1014 words - 4 pages Importance of the Friars in Much Ado About Nothing and Measure for Measure In the plays Much Ado About Nothing and Measure for Measure, the friars are important instruments in their respective storyline because of their assumed pure intentions of using deception as a means to right the wrong-doing within the play. They have the authority to administer questionable plans of action because they are respected and trusted. The friars hear all

Marriage As A Form Of Justice In Measure For Measure

1505 words - 6 pages marry at the end of the play.Measure for Measure is undoubtedly an unusual play and certainly an unconventional comedy. Shakespeare may have simply been experimenting. However, knowingly or not, he was in fact catering to a female audience, for there is much comic appeal in watching reckless, brazen, and even promiscuous men forced to live what for some of them, is their worst nightmare: marriage. The women in the play seem to be given little voice

Comparing Measure For Measure And The Merchant Of Venice, As You Like It, And Twelfth Night
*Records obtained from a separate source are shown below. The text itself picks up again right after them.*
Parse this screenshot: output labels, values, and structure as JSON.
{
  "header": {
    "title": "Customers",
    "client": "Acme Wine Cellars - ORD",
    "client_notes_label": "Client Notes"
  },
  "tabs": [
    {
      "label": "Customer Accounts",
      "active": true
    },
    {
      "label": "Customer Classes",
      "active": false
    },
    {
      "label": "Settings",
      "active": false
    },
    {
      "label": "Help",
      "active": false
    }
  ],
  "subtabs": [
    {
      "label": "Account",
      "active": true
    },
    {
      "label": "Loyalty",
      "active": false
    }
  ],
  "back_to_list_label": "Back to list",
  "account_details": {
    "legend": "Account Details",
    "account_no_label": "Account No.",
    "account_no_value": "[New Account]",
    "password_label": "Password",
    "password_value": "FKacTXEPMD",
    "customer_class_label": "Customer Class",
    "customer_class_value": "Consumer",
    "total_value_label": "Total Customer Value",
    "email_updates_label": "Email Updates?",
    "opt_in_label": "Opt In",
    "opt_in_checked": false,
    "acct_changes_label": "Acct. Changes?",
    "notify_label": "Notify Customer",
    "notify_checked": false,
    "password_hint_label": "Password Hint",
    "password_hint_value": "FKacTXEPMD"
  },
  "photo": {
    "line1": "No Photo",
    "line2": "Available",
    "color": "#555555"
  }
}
1994 words - 8 pages humorously with marriage; Barnardine is pardoned; and Claudio is saved.  The parallels between Measure for Measure and three other Shakespearean comedies, The Merchant of Venice, As You Like It, and Twelfth Night, also help to classify Measure for Measure as a comedy.  In Measure for Measure, like in The Merchant of Venice, As You Like It, and Twelfth Night, an arbitrary law or obstacle is eventually overcome; a disguised character affects the